Friday, August 6, 2010

More Winners from Russia's Wheat Export Ban: Potash, Eagle Bulk (ADM; EGLE; POT)

After faking higher in overnight electronic trading the futures are down  22 1/2 cents at $7.9275.
A follow-up to "Who wins and who loses as wheat prices spike: Archer Daniels Midland Up Almost 6% (ADM; BG)". The three stocks mentioned are flat to down with the DJIA off 143.
From Bloomberg:
Archer Daniels, Potash, Eagle Bulk May Reap Rewards of Russia's Wheat Ban

Archer Daniels Midland Co., Potash Corp. of Saskatchewan Inc. and Eagle Bulk Shipping Inc. stand to benefit after Russia, the fifth-largest wheat grower, banned exports of the grain because of its worst drought in 50 years.

ADM, the world’s biggest grain processor, can step in to ease the shortage in Russia, Credit Suisse Group AG said. Fertilizer producers will gain from higher sales of crop nutrients to farmers, said Joe Needham, a vice president at grains processor The Andersons Inc. Cereal producers Kellogg Co. and General Mills Inc. may raise prices to pass on higher costs.

“This is good for U.S. farmers and U.S. agribusiness,” Needham said in a telephone interview. “If you ramp up production, they will have to buy seed, they will use more fertilizer and elevators will handle the grain.”
Wheat futures in Chicago surged to a 23-month high as a record heat wave in Russia is predicted to cut the country’s grain output by 28 percent from a year ago. Flooding has ruined wheat in Canada while dry weather has damaged crops in Kazakhstan, Ukraine and the European Union.

The U.S., the world’s fourth-biggest grower and largest exporter of wheat, will produce 2.2 billion bushels in the year that started June 1, the Department of Agriculture forecast July 9. That compared with a June estimate of 2.1 billion bushels.

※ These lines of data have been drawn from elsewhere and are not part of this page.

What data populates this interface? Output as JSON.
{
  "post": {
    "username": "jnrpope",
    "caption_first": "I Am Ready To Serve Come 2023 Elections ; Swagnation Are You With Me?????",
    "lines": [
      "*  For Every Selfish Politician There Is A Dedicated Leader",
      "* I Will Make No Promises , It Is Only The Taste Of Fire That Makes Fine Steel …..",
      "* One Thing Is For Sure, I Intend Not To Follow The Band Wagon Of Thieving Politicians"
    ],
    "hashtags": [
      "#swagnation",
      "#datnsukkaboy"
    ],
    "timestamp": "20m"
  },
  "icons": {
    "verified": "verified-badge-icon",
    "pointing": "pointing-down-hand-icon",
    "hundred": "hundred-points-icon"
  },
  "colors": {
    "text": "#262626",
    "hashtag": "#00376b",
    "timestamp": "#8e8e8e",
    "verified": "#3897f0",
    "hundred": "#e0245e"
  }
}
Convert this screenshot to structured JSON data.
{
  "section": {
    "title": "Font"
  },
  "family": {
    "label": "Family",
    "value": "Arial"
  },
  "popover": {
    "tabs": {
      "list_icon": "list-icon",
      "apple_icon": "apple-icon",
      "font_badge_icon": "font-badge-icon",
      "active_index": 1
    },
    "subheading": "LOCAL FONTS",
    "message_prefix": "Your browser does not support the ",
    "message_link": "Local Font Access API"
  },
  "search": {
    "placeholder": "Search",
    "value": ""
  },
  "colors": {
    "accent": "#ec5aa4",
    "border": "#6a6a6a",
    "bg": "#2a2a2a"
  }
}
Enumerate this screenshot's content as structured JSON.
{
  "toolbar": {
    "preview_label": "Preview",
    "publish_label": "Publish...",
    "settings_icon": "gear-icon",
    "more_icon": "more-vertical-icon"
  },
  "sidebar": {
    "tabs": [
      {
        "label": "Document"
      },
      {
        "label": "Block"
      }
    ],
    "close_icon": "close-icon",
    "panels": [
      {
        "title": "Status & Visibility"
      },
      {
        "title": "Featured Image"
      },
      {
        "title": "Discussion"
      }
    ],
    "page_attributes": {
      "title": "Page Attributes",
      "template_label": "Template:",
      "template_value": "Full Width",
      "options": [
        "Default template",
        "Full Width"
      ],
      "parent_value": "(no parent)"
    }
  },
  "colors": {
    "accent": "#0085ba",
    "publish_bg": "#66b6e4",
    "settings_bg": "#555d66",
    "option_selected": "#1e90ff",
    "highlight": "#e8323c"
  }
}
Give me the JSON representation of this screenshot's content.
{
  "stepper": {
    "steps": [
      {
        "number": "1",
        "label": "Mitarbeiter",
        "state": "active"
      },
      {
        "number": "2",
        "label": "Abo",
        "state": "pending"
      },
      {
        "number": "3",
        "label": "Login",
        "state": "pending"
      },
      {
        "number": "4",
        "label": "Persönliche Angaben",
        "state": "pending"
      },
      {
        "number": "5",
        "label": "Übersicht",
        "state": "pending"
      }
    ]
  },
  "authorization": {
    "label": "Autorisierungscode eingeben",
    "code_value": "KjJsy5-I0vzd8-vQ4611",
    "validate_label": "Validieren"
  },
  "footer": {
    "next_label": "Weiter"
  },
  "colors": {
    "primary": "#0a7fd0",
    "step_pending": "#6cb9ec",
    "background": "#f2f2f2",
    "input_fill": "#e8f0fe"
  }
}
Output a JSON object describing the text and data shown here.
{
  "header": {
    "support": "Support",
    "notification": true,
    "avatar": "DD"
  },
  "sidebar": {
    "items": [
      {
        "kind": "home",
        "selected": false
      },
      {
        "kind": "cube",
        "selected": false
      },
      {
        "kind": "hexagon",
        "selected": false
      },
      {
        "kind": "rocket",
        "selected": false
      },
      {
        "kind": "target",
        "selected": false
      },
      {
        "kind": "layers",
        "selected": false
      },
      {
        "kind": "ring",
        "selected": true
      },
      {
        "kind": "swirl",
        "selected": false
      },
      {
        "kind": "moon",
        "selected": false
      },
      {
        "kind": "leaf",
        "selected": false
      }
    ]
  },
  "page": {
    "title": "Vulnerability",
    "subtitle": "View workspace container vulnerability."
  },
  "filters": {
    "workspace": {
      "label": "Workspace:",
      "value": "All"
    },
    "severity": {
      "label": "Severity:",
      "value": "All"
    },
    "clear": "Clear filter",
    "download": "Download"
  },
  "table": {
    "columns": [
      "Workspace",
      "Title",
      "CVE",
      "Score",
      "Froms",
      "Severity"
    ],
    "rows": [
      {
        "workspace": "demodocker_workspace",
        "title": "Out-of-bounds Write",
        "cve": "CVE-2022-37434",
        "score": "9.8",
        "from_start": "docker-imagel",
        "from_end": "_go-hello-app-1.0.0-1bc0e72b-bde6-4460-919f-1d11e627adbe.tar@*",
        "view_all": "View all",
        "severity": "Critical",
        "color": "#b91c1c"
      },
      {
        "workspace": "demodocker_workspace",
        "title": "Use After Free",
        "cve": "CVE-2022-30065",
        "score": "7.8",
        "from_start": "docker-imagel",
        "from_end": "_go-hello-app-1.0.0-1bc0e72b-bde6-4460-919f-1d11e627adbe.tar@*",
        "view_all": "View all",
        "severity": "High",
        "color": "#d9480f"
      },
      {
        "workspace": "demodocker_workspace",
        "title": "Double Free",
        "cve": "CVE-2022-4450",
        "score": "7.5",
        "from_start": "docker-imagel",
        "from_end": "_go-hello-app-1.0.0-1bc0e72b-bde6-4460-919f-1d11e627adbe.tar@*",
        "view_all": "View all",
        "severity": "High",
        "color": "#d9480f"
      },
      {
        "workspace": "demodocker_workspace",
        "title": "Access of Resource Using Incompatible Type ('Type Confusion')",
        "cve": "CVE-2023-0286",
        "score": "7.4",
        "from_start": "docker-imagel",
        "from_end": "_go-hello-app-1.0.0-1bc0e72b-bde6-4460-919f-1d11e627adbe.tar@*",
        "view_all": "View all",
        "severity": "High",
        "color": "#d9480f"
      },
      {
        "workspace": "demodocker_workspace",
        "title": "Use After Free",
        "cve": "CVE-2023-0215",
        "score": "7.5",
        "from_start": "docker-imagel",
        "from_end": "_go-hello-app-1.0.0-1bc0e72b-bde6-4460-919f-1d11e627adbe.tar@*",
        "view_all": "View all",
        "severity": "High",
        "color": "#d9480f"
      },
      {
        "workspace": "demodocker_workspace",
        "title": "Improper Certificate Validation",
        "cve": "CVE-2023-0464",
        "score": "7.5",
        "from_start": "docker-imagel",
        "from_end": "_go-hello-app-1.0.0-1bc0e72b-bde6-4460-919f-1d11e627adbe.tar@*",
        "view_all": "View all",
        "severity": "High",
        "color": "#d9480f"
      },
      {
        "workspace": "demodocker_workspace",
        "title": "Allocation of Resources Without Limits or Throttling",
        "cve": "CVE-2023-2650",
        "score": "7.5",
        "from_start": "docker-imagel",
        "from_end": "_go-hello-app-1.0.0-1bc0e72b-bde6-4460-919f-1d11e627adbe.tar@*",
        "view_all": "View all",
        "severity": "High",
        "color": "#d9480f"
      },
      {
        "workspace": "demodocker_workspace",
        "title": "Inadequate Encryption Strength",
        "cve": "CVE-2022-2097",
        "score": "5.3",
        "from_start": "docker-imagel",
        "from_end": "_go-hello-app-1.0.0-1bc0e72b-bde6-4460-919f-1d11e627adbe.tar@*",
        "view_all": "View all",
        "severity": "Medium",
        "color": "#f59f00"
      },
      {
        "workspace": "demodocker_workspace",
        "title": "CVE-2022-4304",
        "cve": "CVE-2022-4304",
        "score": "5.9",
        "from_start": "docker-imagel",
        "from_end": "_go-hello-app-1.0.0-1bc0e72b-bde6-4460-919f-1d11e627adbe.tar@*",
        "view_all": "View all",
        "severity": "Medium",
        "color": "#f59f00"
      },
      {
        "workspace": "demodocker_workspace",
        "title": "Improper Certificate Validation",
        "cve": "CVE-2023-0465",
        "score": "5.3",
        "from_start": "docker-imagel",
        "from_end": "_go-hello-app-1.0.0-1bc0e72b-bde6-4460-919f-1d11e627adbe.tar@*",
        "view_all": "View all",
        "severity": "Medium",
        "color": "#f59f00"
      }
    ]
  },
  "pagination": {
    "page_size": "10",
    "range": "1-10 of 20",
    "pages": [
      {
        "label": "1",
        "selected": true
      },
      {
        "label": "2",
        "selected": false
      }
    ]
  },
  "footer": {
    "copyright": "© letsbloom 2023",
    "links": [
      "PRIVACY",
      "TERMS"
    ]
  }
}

“You have a situation unlike anything that I’ve seen in the 35 years I’ve been trading in the grain markets,” said Dennis Gartman, an economist and editor of the Gartman Letter. “This is going to be one of the great years for American agriculture probably in history. Let’s not mince words here.”...MORE